To gain insight into this work, it is essential to broaden the experiential domain. Morrison may well be speaking to us through the scrupulously edited moments of randomness and indeed timelessness, about a special place in his life which he knows well. He seeks, through his creative process, to establish composite poetic form. We understand in part that technically this is constituted by a tightly bound relation between sound and image. The sound, which in some instances is almost transparent and set at a subtle cognitive threshold, at first simply fills space. Something we seem to pass through, like a mist all around us and of limited impedance. Eventually we experience the sensation of a complex mix of primitive oscillations from the natural world. Oscillations that have accrued in our consciousness over eons. The sound of wind blowing through grass. Soon we become aware of the repetition of motion. As we dwell on this artifice, we begin to mediate on notions of sustainability and resilience. This resilience is appreciated through the inherent strength of grass stems, not by any control over the prevailing force of the wind itself. We read into this our lives. As the wave motion expresses pressure and release, we understand the wind to have variable pressure points. The motion of grasses reveals this and we know then that force is rarely or constantly applied. We sense the analogy through memory of moments in our lives.

Image: Scott Morrison, installation view, 2007.

 

Oceans apart, Oceans between examines the topology of social and political difference across government and the broader community. Somewhere between satire and sobering reality, these screen prints combine potent symbols of distance and displacement with political iconography. Can Australians and their government of the day have greater morality and more understanding toward asylum seekers? Can we come together to present a unified view? This series encourages the viewer to stand in another’s shoes, reflecting on what we have and what they do not. By valuing humanity over selfish preoccupation it might just be possible to bridge chasms of difference wherever they are found.

The artist would like to acknowledge Millan Pintos-Lopez for printing the work.
Surya Bajracharya, Don't Hold Your Breath (2015) detail, screen print, 168 x 76 cm. Photography by Brenton McGeachie.

 

"Canberra based sound artist Shoeb Ahmad presents Whirlwind Lullabies, an audio-visual installation that is inspired by the unique aural textures of his parent’s homeland, Bangladesh. Using manipulated tape recordings of various environments over a four year period, Ahmad creates loop-based pieces for close listening that explore intricate audio worlds that travel from the densely populated metropolis of Dhaka to the near-silence of the Chittagong Hill-tracks.

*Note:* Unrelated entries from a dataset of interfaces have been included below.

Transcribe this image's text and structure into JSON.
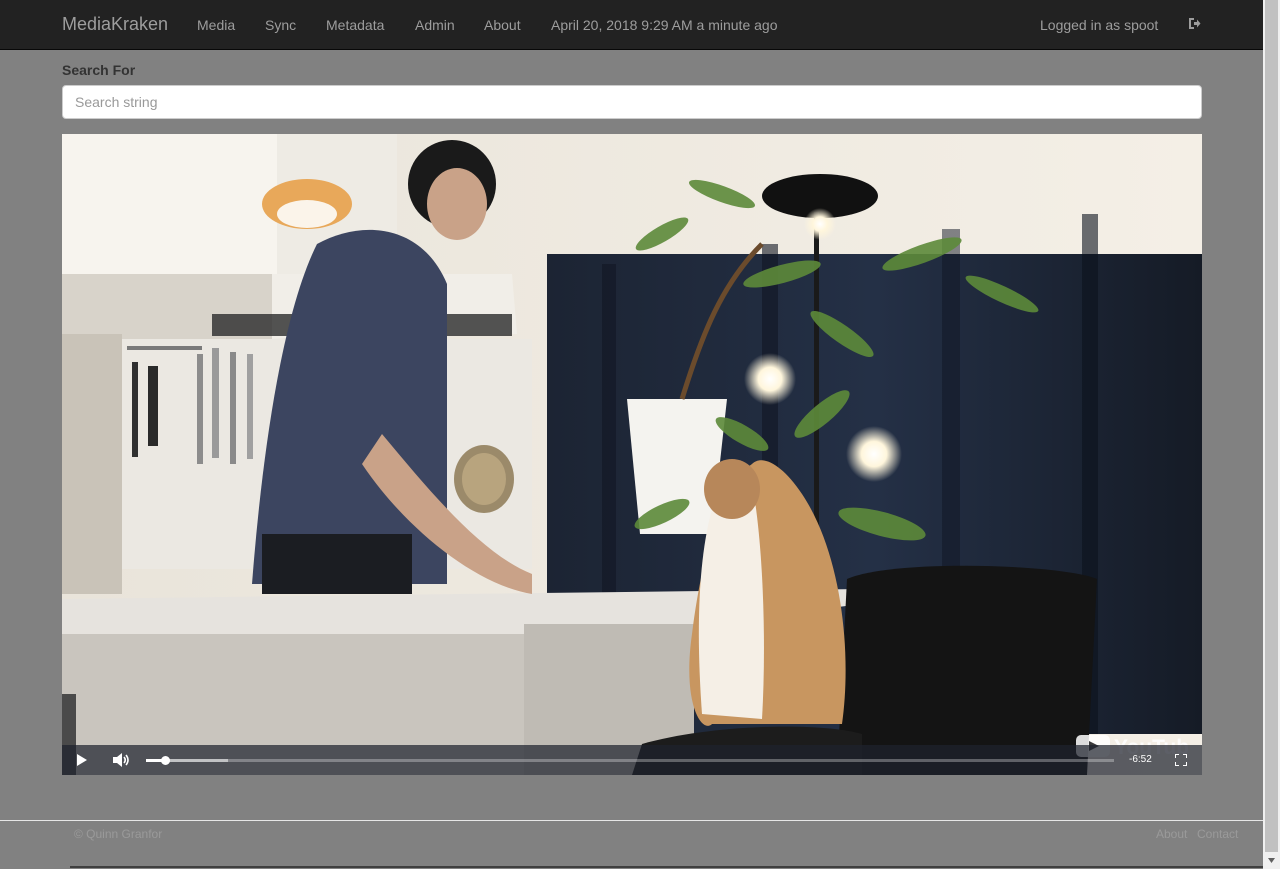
{
  "navbar": {
    "brand": "MediaKraken",
    "links": [
      "Media",
      "Sync",
      "Metadata",
      "Admin",
      "About"
    ],
    "datetime": "April 20, 2018 9:29 AM a minute ago",
    "user": "Logged in as spoot",
    "logout_icon": "sign-out-icon"
  },
  "search": {
    "label": "Search For",
    "placeholder": "Search string",
    "value": ""
  },
  "video": {
    "time_remaining": "-6:52",
    "logo_text": "YouTube",
    "played_fraction": 0.02,
    "buffered_fraction": 0.085,
    "play_icon": "play-icon",
    "volume_icon": "volume-icon",
    "fullscreen_icon": "fullscreen-icon"
  },
  "footer": {
    "copyright": "© Quinn Granfor",
    "links": [
      "About",
      "Contact"
    ]
  }
}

The use of tape and the idiosyncrasies of it’s degradation process married with a collection of dream-like imagery taken from his various trips provide a hallucinogenic quality to the work."

"hellosQuare recordings will also present an evening of solo performances by improvising percussionist Sean Baxter from Melbourne, local tonesmith Orbits with Travis Heinrich on visuals and Shoeb himself, developing themes of minimalism, exoticism and intricacy through their unique sound palettes."

From hellosQuare's blog.

 

Pages